▶ **BRIEF**
Pull out every line below that contains the word "title".

▶ **EXERCISE INPUTS**
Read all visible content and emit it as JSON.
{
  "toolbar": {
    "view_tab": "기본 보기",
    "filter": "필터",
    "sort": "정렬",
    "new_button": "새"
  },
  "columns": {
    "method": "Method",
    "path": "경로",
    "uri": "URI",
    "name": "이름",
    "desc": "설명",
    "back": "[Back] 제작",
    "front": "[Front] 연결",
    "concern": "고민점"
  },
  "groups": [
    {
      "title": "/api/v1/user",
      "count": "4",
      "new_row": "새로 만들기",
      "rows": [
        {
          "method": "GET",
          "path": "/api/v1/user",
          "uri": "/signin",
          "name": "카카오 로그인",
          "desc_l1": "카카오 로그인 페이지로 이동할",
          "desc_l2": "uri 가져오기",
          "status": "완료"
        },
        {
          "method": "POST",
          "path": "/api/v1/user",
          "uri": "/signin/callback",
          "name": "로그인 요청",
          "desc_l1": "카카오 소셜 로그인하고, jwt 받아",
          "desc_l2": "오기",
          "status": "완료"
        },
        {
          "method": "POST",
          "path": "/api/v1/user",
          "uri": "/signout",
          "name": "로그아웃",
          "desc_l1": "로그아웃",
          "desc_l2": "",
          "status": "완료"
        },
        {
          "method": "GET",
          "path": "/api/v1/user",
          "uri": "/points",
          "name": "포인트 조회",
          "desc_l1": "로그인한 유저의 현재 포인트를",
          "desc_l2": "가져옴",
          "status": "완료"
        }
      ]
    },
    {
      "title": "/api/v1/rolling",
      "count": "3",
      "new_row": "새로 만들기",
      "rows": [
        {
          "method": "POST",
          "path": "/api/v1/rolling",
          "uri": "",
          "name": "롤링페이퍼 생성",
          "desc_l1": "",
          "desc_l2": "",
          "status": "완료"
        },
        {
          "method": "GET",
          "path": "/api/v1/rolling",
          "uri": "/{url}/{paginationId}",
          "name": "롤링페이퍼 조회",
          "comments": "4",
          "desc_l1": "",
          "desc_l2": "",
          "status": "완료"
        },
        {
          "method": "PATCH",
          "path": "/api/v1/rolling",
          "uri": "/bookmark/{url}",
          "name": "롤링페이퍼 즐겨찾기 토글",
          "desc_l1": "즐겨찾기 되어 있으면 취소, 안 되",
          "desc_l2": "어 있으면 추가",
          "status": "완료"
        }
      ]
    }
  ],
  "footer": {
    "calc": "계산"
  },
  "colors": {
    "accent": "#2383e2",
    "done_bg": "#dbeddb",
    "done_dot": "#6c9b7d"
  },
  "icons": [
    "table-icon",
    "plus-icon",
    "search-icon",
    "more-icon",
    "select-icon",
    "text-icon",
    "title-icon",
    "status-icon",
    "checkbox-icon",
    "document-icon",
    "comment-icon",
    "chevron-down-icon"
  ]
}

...

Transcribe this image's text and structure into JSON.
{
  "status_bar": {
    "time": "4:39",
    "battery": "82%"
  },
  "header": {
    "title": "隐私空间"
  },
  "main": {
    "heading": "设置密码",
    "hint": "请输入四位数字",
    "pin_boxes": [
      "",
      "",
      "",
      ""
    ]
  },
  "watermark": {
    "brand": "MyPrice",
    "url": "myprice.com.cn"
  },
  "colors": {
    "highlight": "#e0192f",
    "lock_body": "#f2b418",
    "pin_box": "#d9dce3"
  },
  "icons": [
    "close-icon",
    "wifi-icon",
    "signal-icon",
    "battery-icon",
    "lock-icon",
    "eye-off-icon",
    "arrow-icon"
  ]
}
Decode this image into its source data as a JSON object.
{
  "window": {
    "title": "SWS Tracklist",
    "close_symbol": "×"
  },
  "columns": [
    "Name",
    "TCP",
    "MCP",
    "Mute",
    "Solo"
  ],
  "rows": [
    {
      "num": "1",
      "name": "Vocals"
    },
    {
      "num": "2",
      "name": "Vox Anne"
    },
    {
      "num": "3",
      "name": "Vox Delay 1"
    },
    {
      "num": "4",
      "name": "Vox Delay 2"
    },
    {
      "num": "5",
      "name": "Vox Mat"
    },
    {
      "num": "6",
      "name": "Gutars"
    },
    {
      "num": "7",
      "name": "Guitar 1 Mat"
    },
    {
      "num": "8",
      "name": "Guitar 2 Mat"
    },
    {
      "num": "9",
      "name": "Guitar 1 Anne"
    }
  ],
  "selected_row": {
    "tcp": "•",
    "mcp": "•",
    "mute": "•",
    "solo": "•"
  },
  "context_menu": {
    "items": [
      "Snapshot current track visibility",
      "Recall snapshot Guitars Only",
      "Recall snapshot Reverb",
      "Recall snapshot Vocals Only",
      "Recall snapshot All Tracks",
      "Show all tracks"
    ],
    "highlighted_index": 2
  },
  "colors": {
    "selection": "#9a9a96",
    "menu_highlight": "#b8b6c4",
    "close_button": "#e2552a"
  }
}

▶ **TASK SOLUTION**
      "title": "/api/v1/user",
      "title": "/api/v1/rolling",
    "title-icon",
    "title": "隐私空间"
    "title": "SWS Tracklist",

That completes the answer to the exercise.